Established 2005 Registered Charity No. 1110656

Scottish Charity Register No. SC043760

current issue

February – March 2024 : The little things READ ONLINE


Distribution monopoly?

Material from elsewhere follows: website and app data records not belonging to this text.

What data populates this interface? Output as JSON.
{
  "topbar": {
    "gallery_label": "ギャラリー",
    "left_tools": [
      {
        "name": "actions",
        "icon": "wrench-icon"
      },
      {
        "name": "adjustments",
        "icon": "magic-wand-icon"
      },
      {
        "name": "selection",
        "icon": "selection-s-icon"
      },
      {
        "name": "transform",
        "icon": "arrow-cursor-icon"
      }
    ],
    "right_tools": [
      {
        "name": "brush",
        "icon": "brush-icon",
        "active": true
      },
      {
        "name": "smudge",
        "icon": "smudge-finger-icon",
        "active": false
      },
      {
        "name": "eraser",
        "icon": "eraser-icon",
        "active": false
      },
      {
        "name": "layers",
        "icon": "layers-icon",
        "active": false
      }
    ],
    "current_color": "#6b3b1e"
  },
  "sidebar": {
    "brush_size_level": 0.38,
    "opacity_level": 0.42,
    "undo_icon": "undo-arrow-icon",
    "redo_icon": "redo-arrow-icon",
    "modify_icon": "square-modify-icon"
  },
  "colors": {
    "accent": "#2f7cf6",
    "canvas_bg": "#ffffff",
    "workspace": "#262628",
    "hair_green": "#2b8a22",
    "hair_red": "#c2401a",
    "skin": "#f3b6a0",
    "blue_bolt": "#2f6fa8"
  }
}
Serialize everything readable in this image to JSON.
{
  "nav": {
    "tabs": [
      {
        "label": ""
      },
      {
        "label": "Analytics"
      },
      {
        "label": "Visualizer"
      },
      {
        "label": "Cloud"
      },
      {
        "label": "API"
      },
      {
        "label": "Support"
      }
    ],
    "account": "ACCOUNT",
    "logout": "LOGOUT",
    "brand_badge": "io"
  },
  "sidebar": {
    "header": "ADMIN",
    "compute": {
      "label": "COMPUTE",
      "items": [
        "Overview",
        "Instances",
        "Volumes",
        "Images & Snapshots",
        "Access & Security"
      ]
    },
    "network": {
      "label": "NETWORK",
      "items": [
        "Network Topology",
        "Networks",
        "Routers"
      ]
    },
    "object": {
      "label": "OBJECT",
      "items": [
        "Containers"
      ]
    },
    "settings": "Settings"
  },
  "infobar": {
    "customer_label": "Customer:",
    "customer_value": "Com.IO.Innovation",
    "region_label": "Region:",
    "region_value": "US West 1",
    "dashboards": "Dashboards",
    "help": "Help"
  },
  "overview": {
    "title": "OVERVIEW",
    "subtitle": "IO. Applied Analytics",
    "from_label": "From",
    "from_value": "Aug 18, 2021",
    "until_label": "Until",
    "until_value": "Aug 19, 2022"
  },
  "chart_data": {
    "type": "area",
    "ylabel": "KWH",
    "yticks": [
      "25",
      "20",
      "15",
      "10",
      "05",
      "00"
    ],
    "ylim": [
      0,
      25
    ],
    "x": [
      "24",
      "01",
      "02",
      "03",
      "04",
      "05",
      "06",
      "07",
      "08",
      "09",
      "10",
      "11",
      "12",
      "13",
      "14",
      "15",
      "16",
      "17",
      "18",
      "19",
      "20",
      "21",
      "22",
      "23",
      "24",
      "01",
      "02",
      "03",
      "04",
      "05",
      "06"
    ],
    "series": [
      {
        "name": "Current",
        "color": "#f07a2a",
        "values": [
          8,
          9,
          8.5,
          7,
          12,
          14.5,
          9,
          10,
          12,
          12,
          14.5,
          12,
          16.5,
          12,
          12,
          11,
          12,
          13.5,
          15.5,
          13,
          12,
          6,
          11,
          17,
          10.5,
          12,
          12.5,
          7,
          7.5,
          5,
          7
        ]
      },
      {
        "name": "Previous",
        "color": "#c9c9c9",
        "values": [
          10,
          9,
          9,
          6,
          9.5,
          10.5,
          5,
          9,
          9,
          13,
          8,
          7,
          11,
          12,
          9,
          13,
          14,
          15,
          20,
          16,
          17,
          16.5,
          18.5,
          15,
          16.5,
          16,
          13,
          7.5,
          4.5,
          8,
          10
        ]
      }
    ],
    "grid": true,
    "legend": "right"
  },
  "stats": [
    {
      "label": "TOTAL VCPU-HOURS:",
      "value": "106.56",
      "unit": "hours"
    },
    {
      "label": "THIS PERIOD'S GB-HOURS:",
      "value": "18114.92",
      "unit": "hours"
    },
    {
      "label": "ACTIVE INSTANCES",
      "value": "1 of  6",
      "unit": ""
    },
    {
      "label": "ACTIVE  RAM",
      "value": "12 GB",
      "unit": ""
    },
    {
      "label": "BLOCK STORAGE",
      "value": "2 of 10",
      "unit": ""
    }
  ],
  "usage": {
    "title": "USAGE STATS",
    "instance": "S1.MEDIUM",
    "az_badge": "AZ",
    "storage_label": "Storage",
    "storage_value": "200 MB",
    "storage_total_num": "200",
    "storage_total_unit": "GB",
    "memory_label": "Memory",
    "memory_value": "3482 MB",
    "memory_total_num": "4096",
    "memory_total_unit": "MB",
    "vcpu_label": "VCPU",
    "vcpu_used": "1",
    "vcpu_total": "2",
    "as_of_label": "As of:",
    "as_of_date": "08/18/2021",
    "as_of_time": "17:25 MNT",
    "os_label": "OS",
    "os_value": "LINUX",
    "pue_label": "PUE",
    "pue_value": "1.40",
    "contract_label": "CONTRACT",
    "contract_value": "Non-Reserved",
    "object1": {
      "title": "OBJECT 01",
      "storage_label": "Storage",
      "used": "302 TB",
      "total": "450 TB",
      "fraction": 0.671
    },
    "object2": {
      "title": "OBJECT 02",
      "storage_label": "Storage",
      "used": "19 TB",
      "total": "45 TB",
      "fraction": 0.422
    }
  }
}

May 20 2009
Small projects could suffer from Fareshare‘s dominance Large supermarkets have been donating their end-of-day waste food to hostels, charity kitchens and under-funded community projects for years. However, the method for getting the food out of the back door and to those who need it has undergone some changes recently. In the last edition, one Pavement reader wrote of their concern that the distribution of Marks & Spencer sandwiches had changed in recent months, and rather than going directly to projects through established volunteers, a third-party organisation was redirecting the produce through its own network of suppliers. This organisation is FareShare, launched in 1998 by Lord Sainsbury as part of a Crisis campaign, 'Waste Not Want Not', which found that UK supermarkets and catering outlets dispose of ¬¨¬£386m of food a year that could be given to charity. The project was successfully piloted in London before seven more projects opened across the UK. The organisation became independent in 2003, and today FareShare works with more than 100 food businesses. Last year, it redirected 2,000 tons of edible produce that contributed to 3.3m meals for 12,000 people. A spokesperson for the organisation said their growing coverage enabled them to help more people. "This way the food goes to homeless people, in hostels, day centres and drop-in services, but also to other disadvantage people in the community such as refugees in refugee centres, vulnerable children in breakfast clubs, or elderly people in nursing homes," they said. "FareShare has six depots in Brighton, London, Birmingham, Barnsley, Dundee and Edinburgh, from which we provide a food delivery service to 52 towns and cities. In these areas, a central service within the community makes the redistribution of food far more effective and allows FareShare to provide food towards a balanced menu of nutritious meals." FareShare claims that the money saved by local charitable agencies, which totalled ¬¨¬£5m in 2005, is used to provide other services such as training, medical services and counselling, which are intended to help vulnerable people to rebuild their lives. However, there are fears in the homeless community that such a large third-party network could mean that many small projects will be over-looked, and hostels that used to deal with supermarkets direct will have to apply to have their food redirected through FareShare. Recent changes in legislation mean that large food companies must demonstrate social responsibility, becoming more involved in their communities and finding waste alternatives to landfills. Some, such as Marks & Spencer, have been redistributing food to various under-funded projects across the UK for a long time; with M&S racking up more than 30 years. The corporate spokesperson for Marks and Spencer said: "We have 185 food stores participating in the food waste scheme and only six of these use FareShare, and the only store in the South is Brighton, so it certainly could not be considered a monopoly. We are very supportive of them." She added: "The decisions on food distribution are made by the managers in local stores, and whatever decisions are made, there will be people who are not happy with them. There are a lot of assumptions made about Marks and Spencer, but we are trying to do what is in the best interest of our local communities."